Required action:
Using the entries that follow, please report how many lines contain the word "JSON", with no other words.

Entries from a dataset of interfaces
+ + +

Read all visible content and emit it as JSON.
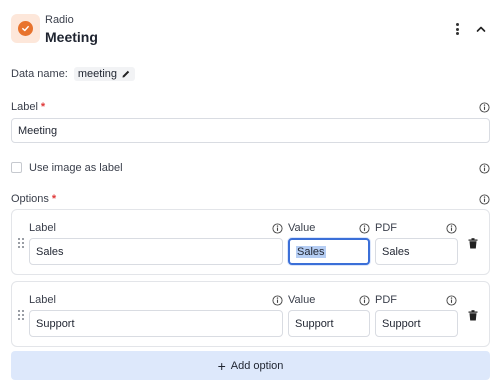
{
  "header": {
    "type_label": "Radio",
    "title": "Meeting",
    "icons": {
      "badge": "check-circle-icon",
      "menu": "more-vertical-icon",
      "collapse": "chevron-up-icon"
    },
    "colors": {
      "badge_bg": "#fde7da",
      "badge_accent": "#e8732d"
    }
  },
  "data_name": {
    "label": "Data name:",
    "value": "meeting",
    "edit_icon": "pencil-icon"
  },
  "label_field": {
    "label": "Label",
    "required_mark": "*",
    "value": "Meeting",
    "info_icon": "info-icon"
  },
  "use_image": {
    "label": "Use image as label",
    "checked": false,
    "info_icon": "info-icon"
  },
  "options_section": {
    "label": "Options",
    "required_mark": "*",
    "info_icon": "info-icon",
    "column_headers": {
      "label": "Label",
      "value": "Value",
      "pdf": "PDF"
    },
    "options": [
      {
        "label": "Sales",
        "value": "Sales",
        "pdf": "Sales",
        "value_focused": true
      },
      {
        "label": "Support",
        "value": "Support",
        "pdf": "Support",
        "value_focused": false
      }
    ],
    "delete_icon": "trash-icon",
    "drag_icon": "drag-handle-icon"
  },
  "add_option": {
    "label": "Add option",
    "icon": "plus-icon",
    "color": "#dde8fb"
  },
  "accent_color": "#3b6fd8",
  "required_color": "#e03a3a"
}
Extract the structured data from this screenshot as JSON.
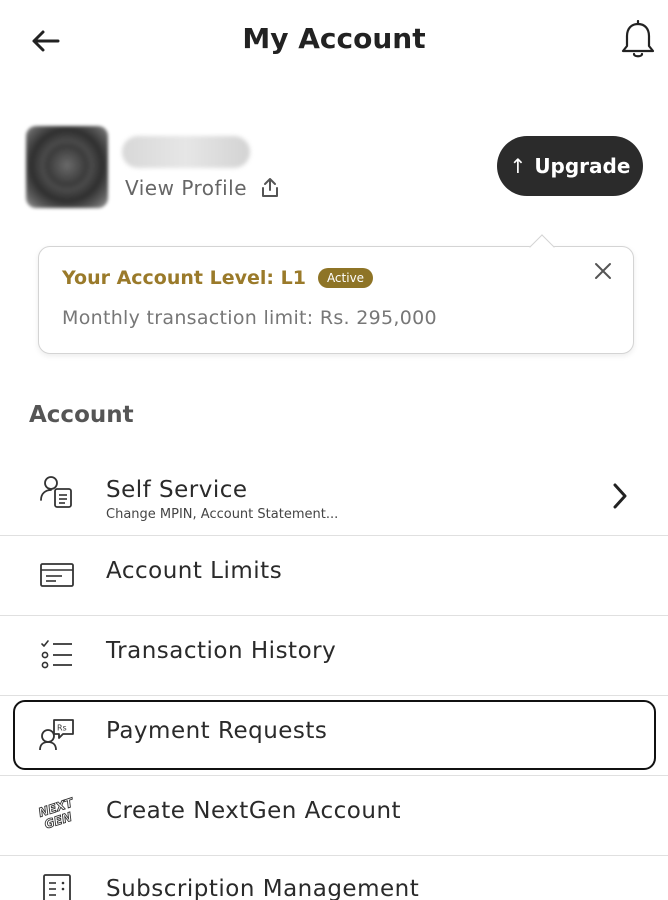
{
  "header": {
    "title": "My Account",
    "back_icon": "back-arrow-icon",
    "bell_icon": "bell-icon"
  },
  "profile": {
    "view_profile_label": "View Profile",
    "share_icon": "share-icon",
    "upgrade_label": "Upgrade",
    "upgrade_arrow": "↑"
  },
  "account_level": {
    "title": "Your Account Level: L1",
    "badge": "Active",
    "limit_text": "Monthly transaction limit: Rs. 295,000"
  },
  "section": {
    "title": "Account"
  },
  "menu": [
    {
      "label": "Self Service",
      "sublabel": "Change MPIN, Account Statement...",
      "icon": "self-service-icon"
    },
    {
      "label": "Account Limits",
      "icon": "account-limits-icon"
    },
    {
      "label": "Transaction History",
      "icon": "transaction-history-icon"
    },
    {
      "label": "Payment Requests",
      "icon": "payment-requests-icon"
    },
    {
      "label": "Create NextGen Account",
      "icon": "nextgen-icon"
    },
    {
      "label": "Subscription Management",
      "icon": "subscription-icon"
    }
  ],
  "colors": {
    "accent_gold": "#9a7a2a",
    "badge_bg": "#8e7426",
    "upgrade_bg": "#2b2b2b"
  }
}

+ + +

Expected answer:
2